Records contained in a dataset:
⟨

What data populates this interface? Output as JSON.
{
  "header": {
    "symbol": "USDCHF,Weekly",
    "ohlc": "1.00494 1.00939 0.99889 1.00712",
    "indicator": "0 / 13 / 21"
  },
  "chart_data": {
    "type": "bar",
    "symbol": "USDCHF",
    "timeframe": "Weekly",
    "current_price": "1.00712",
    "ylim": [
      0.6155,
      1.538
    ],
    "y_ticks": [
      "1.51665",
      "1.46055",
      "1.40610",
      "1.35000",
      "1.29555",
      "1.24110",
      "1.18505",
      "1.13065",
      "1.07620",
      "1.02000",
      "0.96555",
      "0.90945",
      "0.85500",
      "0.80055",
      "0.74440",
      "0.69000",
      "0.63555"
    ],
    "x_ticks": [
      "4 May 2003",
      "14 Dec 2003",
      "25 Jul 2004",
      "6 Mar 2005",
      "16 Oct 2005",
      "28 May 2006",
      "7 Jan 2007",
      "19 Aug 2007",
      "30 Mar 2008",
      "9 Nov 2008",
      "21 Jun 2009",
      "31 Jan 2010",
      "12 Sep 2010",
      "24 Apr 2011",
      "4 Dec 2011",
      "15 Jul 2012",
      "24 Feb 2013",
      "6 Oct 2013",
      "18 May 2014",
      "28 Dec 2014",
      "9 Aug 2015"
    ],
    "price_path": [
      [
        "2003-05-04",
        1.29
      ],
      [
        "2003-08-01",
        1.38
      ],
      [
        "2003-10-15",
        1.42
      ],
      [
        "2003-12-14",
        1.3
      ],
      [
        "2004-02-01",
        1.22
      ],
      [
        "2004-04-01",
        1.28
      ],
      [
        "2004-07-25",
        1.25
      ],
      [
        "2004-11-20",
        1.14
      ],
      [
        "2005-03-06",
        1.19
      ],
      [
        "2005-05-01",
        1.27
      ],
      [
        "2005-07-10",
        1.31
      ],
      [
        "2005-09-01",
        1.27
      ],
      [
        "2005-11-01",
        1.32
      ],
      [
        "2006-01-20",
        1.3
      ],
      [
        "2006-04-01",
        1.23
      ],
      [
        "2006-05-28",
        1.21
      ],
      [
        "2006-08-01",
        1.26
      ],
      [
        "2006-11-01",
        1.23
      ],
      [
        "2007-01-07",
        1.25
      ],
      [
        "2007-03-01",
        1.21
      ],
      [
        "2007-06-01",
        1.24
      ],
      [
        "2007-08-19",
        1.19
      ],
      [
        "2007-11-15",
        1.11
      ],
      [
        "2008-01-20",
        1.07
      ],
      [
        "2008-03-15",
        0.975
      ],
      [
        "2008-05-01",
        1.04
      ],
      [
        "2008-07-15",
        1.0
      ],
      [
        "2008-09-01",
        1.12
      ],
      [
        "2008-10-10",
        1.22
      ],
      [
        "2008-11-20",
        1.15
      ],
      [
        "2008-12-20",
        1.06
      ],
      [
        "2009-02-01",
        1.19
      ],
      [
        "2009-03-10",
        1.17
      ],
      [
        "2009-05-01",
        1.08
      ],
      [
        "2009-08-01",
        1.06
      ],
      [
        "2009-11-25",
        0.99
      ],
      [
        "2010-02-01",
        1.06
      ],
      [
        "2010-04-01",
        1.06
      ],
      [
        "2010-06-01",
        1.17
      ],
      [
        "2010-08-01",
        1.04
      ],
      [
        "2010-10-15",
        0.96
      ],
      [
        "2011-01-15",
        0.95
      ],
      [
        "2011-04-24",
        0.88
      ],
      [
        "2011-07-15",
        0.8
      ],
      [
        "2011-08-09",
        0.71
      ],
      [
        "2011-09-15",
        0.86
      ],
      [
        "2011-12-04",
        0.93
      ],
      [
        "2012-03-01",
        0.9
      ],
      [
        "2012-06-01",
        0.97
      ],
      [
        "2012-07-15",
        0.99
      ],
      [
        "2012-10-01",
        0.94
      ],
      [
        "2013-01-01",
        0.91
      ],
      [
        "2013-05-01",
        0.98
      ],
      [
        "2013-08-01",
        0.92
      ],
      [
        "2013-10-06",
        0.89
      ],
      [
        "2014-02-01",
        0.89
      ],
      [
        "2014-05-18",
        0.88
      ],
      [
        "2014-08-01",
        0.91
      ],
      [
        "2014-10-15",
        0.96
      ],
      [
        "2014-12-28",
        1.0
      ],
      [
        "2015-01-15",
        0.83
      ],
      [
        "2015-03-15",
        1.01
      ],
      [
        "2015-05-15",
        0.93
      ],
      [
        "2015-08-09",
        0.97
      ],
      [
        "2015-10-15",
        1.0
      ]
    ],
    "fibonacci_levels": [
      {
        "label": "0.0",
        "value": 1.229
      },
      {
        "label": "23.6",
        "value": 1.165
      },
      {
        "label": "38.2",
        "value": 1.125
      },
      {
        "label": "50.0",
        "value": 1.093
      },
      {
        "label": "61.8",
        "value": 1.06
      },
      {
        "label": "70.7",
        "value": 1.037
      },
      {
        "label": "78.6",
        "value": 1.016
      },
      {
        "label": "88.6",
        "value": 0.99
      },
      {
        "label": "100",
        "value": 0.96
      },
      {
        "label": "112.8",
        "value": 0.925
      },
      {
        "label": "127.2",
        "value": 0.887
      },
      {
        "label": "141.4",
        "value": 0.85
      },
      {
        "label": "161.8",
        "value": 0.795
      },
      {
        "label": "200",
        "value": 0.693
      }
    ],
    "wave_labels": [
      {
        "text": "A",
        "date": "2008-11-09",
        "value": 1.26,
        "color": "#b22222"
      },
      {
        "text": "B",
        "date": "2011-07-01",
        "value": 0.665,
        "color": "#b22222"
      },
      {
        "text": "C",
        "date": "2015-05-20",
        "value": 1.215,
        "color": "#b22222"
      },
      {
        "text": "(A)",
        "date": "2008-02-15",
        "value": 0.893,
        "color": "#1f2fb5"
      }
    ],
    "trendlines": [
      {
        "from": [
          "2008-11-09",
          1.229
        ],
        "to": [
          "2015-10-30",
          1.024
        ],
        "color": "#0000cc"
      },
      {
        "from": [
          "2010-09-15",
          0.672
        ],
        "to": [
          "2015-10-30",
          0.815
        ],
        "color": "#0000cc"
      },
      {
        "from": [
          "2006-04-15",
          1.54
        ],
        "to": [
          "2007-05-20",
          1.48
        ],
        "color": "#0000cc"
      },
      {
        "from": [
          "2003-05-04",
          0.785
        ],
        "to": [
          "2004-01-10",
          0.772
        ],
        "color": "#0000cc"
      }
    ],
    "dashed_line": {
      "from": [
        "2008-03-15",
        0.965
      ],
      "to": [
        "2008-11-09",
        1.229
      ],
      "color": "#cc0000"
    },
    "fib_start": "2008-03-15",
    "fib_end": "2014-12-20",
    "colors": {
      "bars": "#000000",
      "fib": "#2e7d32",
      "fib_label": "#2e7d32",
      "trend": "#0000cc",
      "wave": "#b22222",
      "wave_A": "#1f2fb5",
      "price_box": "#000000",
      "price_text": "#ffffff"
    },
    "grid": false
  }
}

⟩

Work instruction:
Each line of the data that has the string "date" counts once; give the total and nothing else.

Solution to this problem:
4